by Terry Lynn Johnston
Houghton Mifflin Harcourt, 2014. 279 pgs. Fiction

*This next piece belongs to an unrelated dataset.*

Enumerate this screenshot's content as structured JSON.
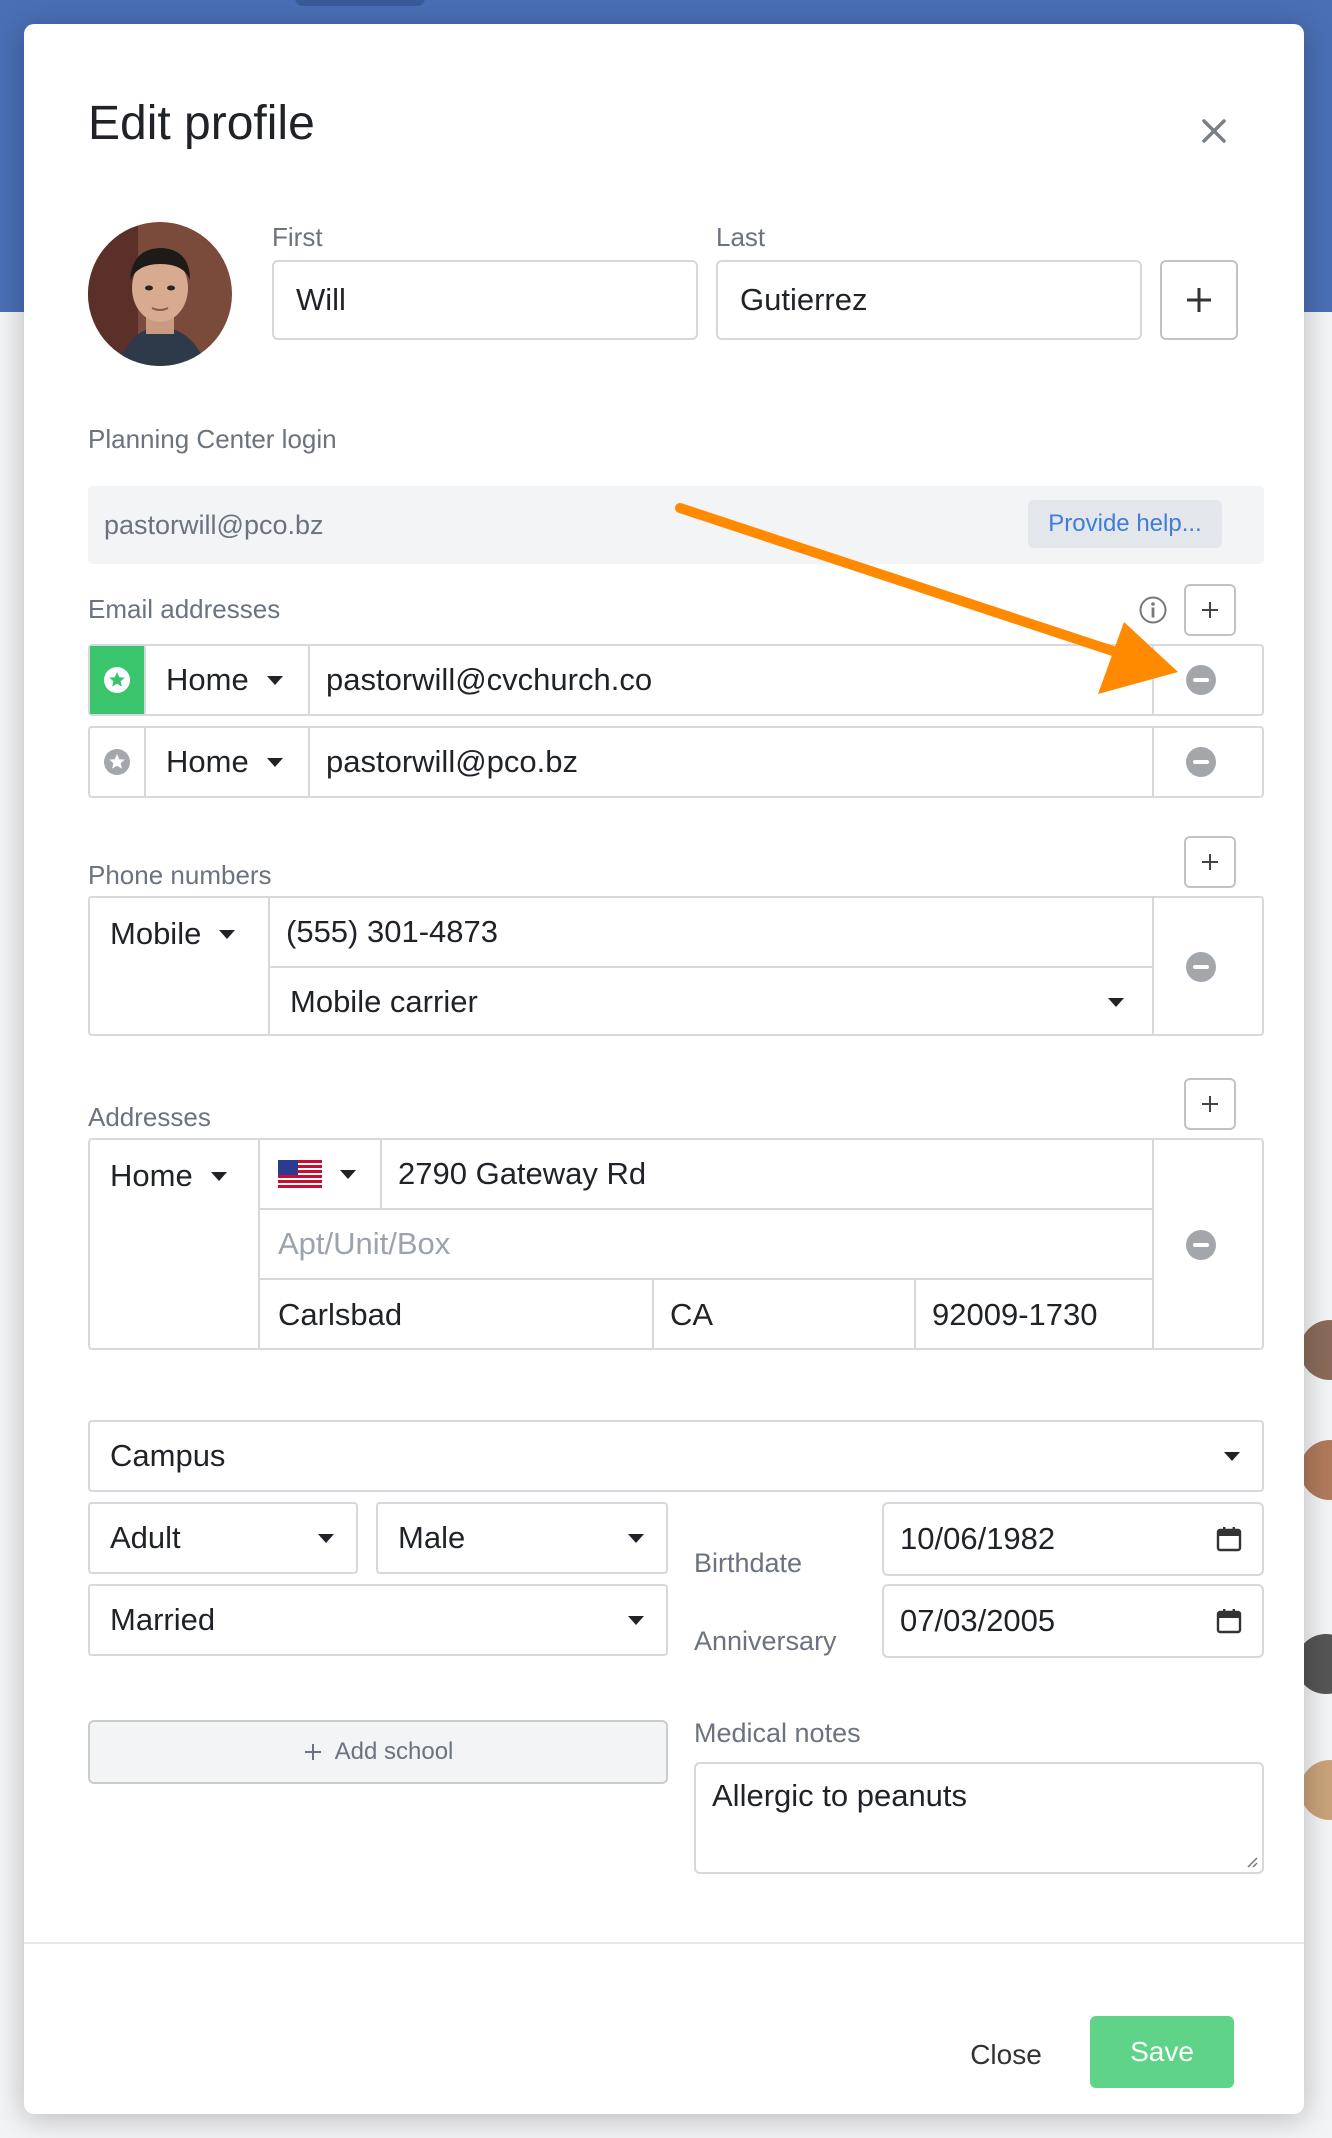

Victoria Secord is trying to get ready to run her dogsled in the White Wolf Classic, but it's hard without her recently deceased and much beloved father at her side. Angry at her mother, whom she blames for her father's death, she takes off for a neighbor's one afternoon without saying where she is going. On the trail she finds an injured snowmobiler, a young boy about her age from Toronto. By the time she has gotten him bandaged and they are on their way, it is nearly nightfall and a blizzard is brewing. The two get lost and despite Victoria's excellent survival skills, are soon cold, very hungry, and dehydrated. Moving from crisis to crisis, Victoria manages to pull everyone through, including her beloved dogs, and even to make friends with Chris, the boy she has rescued. Ice Dogs is a good adventure story with lots of information about dogsledding and survival woven almost seamlessly into the narrative. Some things don't make sense: they get into a trapper's cabin at one point and are excited to find "a shelf full of metal tins," but after they have eaten some cookies, a can of soup and some crackers for supper, and a snared rabbit for breakfast, Victoria decides to leave because they've "already eaten the food that's here." At the beginning of the story, Victoria's sled sideswipes a red Chevette, taking off the side mirror. She speeds away, grinning. which would not be right in real life and shouldn't have been in a book with an otherwise admirable protagonist. A stirring adventure - with a few unfortunate glitches.